**Task requirements:**
All lines in the records below that hold "readout" are to be shown.

********

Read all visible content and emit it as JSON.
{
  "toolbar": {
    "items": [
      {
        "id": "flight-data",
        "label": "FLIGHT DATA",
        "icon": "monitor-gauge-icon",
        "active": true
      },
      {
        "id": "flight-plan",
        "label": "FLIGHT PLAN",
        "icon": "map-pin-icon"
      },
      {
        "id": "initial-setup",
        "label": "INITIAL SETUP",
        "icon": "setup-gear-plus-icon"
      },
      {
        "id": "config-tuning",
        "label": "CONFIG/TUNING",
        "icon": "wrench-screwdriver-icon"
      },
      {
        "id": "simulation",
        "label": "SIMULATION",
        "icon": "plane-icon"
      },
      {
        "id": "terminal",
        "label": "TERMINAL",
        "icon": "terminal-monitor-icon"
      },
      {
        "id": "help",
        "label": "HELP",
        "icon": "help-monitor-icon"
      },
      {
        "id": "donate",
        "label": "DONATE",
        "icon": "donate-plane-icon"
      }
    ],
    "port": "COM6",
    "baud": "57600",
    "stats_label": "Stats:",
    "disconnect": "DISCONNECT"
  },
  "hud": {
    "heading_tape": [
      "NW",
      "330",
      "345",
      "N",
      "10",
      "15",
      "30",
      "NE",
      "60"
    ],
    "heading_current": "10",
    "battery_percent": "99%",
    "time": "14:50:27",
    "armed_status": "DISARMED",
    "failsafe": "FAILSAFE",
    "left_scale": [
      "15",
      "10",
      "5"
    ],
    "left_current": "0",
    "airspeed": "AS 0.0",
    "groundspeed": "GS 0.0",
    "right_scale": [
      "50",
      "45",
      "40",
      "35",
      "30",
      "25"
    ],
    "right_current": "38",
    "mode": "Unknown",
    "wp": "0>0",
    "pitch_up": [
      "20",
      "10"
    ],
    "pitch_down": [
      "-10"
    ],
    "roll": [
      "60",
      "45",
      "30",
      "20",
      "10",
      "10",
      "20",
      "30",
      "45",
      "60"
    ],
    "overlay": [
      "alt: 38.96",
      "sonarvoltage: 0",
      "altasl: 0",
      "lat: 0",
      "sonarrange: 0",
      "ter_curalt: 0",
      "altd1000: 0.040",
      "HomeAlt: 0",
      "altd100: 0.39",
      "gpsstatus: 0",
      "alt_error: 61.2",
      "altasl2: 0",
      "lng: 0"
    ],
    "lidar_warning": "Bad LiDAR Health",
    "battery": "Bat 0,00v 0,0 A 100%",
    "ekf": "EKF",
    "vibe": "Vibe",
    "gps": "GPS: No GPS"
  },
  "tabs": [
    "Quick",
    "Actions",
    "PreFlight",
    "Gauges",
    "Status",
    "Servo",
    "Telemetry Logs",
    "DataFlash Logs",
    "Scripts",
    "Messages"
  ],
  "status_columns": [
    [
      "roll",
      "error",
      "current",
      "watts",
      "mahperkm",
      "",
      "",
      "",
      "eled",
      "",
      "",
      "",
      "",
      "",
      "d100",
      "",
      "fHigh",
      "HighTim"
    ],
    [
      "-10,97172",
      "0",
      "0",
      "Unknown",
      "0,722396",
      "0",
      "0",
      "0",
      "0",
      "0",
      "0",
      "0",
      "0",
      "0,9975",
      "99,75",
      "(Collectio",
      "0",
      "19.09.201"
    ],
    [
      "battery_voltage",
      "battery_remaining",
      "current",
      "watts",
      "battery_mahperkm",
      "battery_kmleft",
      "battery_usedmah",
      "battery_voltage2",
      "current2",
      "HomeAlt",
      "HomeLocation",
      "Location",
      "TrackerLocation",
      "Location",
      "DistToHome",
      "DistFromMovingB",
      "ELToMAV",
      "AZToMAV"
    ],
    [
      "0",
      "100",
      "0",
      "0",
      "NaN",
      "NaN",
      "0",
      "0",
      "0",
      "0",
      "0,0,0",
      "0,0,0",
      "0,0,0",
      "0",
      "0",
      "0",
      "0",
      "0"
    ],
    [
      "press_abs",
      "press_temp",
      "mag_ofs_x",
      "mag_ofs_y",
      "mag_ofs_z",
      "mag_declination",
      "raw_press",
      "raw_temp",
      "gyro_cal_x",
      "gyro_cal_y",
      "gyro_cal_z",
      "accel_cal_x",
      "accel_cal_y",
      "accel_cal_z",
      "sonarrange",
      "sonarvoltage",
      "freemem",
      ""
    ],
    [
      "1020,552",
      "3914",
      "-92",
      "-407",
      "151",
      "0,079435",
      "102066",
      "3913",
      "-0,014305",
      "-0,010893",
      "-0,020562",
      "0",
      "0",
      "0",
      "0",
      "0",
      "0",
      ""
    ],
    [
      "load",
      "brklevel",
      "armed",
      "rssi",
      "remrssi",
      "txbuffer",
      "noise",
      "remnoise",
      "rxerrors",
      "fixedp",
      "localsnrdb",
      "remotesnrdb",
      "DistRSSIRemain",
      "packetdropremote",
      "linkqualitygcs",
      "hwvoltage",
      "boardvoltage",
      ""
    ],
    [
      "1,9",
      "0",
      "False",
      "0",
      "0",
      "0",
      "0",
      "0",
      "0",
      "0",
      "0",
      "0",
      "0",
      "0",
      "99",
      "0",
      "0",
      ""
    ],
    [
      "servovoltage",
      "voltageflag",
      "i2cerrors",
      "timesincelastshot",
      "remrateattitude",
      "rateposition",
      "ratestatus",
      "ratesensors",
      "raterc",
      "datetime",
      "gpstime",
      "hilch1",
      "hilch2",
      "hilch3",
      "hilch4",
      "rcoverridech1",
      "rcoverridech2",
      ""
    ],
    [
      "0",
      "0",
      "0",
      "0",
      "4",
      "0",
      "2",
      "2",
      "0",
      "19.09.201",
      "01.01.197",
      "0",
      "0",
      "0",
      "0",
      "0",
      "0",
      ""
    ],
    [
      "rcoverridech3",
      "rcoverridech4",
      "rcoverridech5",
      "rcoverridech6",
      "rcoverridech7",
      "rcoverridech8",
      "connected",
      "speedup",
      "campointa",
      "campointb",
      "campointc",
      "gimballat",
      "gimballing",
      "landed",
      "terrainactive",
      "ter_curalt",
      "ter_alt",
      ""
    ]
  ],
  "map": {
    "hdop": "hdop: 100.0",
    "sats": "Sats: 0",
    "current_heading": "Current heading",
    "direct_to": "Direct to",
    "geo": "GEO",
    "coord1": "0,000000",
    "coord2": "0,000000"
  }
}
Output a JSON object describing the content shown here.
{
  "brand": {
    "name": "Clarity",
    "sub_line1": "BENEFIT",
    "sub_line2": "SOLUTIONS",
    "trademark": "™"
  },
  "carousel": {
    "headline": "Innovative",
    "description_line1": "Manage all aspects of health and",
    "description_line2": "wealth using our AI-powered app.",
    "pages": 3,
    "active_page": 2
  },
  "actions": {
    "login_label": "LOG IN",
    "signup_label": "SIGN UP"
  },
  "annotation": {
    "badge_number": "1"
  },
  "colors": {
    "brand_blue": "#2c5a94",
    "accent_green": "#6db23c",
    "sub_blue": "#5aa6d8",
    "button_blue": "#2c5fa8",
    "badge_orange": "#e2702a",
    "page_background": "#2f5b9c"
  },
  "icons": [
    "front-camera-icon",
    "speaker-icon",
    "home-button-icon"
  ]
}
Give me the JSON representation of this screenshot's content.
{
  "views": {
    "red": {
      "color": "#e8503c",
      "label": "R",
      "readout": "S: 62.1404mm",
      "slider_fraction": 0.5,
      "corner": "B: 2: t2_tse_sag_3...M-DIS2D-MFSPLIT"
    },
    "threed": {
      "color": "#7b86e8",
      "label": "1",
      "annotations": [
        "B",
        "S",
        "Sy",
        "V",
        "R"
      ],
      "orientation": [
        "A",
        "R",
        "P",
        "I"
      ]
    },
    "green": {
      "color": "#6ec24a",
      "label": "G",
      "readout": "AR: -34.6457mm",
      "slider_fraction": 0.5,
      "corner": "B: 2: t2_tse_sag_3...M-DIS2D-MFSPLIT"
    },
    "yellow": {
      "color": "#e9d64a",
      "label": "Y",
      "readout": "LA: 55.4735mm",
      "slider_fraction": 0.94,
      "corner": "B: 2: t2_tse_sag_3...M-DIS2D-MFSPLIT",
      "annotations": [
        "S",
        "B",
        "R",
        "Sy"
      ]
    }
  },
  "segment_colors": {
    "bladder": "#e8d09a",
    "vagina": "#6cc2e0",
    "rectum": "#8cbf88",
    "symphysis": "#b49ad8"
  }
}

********

**Answer box:**
      "readout": "S: 62.1404mm",
      "readout": "AR: -34.6457mm",
      "readout": "LA: 55.4735mm",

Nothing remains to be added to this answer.